(RECORDS Opens)
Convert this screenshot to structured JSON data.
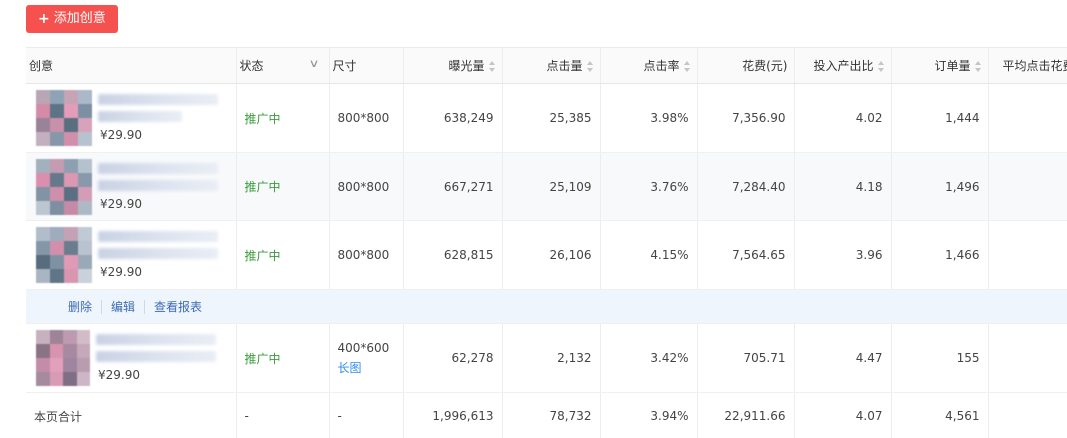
{
  "toolbar": {
    "add_label": "添加创意"
  },
  "columns": {
    "creative": "创意",
    "status": "状态",
    "size": "尺寸",
    "impressions": "曝光量",
    "clicks": "点击量",
    "ctr": "点击率",
    "cost": "花费(元)",
    "roi": "投入产出比",
    "orders": "订单量",
    "avg_cpc": "平均点击花费"
  },
  "rows": [
    {
      "price": "¥29.90",
      "status": "推广中",
      "size": "800*800",
      "size_tag": "",
      "impressions": "638,249",
      "clicks": "25,385",
      "ctr": "3.98%",
      "cost": "7,356.90",
      "roi": "4.02",
      "orders": "1,444"
    },
    {
      "price": "¥29.90",
      "status": "推广中",
      "size": "800*800",
      "size_tag": "",
      "impressions": "667,271",
      "clicks": "25,109",
      "ctr": "3.76%",
      "cost": "7,284.40",
      "roi": "4.18",
      "orders": "1,496"
    },
    {
      "price": "¥29.90",
      "status": "推广中",
      "size": "800*800",
      "size_tag": "",
      "impressions": "628,815",
      "clicks": "26,106",
      "ctr": "4.15%",
      "cost": "7,564.65",
      "roi": "3.96",
      "orders": "1,466"
    },
    {
      "price": "¥29.90",
      "status": "推广中",
      "size": "400*600",
      "size_tag": "长图",
      "impressions": "62,278",
      "clicks": "2,132",
      "ctr": "3.42%",
      "cost": "705.71",
      "roi": "4.47",
      "orders": "155"
    }
  ],
  "row_actions": {
    "delete": "删除",
    "edit": "编辑",
    "report": "查看报表"
  },
  "totals": {
    "label": "本页合计",
    "status": "-",
    "size": "-",
    "impressions": "1,996,613",
    "clicks": "78,732",
    "ctr": "3.94%",
    "cost": "22,911.66",
    "roi": "4.07",
    "orders": "4,561"
  },
  "colors": {
    "accent": "#f5524f",
    "status_active": "#3b9b3b",
    "link": "#3d6bb3",
    "tag": "#2d8cf0",
    "action_row_bg": "#eef5fd"
  }
}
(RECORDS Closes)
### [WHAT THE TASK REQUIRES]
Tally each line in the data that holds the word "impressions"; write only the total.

### [REPLY]
6